• **Instructions to follow**
Search the entries below for the word "station" and copy each line that has it.

• **The input**
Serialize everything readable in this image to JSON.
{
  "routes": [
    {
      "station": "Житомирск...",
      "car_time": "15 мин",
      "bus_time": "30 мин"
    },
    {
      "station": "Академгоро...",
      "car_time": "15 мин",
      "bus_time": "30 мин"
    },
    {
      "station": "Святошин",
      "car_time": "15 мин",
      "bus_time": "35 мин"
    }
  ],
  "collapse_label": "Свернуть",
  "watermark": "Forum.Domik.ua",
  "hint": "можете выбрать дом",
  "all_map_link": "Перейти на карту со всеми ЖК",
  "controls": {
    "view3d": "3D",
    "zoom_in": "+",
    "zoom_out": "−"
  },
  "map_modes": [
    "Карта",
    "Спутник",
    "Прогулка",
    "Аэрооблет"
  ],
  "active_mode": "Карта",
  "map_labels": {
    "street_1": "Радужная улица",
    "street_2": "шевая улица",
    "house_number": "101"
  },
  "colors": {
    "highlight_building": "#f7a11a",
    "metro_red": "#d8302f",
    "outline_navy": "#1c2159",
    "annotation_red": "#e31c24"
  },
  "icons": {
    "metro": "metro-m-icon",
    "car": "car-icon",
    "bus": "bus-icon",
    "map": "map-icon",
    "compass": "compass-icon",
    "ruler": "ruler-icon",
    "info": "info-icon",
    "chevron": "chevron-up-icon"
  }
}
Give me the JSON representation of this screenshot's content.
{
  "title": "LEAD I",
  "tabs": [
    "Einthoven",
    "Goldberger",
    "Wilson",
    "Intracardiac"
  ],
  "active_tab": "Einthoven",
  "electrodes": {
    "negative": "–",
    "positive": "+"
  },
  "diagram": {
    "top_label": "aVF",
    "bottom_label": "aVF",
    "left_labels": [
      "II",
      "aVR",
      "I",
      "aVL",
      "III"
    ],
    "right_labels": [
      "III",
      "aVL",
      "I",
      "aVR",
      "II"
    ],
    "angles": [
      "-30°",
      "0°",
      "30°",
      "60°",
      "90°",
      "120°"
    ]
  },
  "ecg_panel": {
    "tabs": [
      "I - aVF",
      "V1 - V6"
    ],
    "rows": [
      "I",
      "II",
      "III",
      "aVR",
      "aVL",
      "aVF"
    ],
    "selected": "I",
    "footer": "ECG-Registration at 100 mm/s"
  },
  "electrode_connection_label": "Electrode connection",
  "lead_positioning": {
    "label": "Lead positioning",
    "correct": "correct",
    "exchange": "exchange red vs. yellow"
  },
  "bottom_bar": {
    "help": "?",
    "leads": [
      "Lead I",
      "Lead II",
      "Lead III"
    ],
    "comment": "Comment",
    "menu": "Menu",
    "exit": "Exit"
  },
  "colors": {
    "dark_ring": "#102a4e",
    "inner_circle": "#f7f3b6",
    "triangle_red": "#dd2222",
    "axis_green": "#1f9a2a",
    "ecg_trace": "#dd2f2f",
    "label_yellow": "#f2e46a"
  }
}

• **Completed exercise**
      "station": "Житомирск...",
      "station": "Академгоро...",
      "station": "Святошин",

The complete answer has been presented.